[Dataset entries]
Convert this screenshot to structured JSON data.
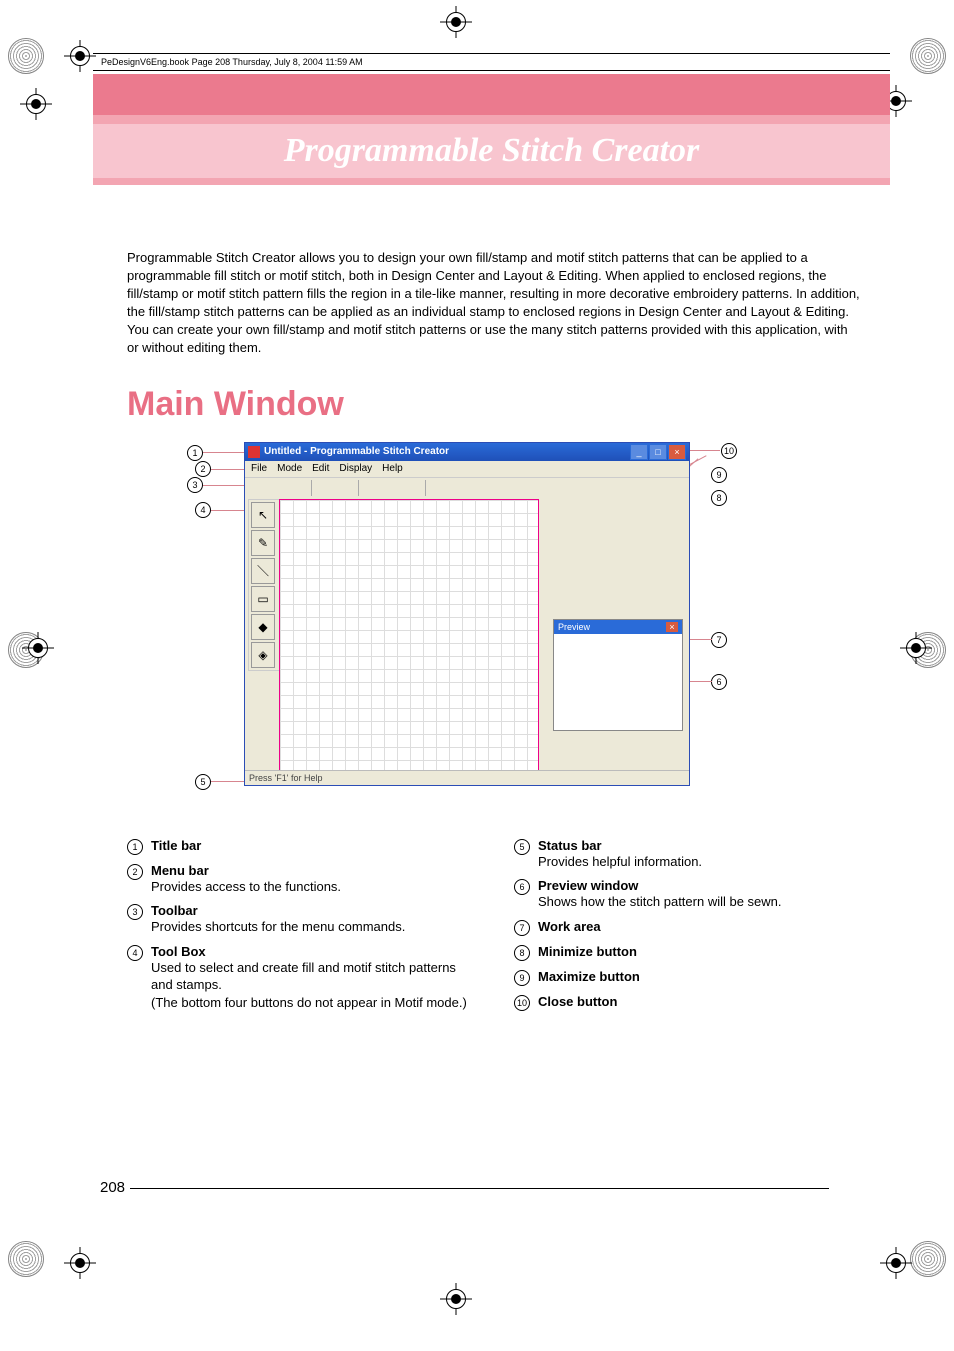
{
  "bookHeader": "PeDesignV6Eng.book  Page 208  Thursday, July 8, 2004  11:59 AM",
  "chapterTitle": "Programmable Stitch Creator",
  "intro": "Programmable Stitch Creator allows you to design your own fill/stamp and motif stitch patterns that can be applied to a programmable fill stitch or motif stitch, both in Design Center and Layout & Editing. When applied to enclosed regions, the fill/stamp or motif stitch pattern fills the region in a tile-like manner, resulting in more decorative embroidery patterns. In addition, the fill/stamp stitch patterns can be applied as an individual stamp to enclosed regions in Design Center and Layout & Editing. You can create your own fill/stamp and motif stitch patterns or use the many stitch patterns provided with this application, with or without editing them.",
  "h1": "Main Window",
  "window": {
    "title": "Untitled - Programmable Stitch Creator",
    "menus": [
      "File",
      "Mode",
      "Edit",
      "Display",
      "Help"
    ],
    "previewTitle": "Preview",
    "previewClose": "×",
    "status": "Press 'F1' for Help",
    "btnMin": "_",
    "btnMax": "□",
    "btnClose": "×"
  },
  "callouts": {
    "c1": "1",
    "c2": "2",
    "c3": "3",
    "c4": "4",
    "c5": "5",
    "c6": "6",
    "c7": "7",
    "c8": "8",
    "c9": "9",
    "c10": "10"
  },
  "legendLeft": [
    {
      "n": "1",
      "t": "Title bar",
      "d": ""
    },
    {
      "n": "2",
      "t": "Menu bar",
      "d": "Provides access to the functions."
    },
    {
      "n": "3",
      "t": "Toolbar",
      "d": "Provides shortcuts for the menu commands."
    },
    {
      "n": "4",
      "t": "Tool Box",
      "d": "Used to select and create fill and motif stitch patterns and stamps.\n(The bottom four buttons do not appear in Motif mode.)"
    }
  ],
  "legendRight": [
    {
      "n": "5",
      "t": "Status bar",
      "d": "Provides helpful information."
    },
    {
      "n": "6",
      "t": "Preview window",
      "d": "Shows how the stitch pattern will be sewn."
    },
    {
      "n": "7",
      "t": "Work area",
      "d": ""
    },
    {
      "n": "8",
      "t": "Minimize button",
      "d": ""
    },
    {
      "n": "9",
      "t": "Maximize button",
      "d": ""
    },
    {
      "n": "10",
      "t": "Close button",
      "d": ""
    }
  ],
  "pageNumber": "208"
}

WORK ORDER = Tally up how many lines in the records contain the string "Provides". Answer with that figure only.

ANSWER = 3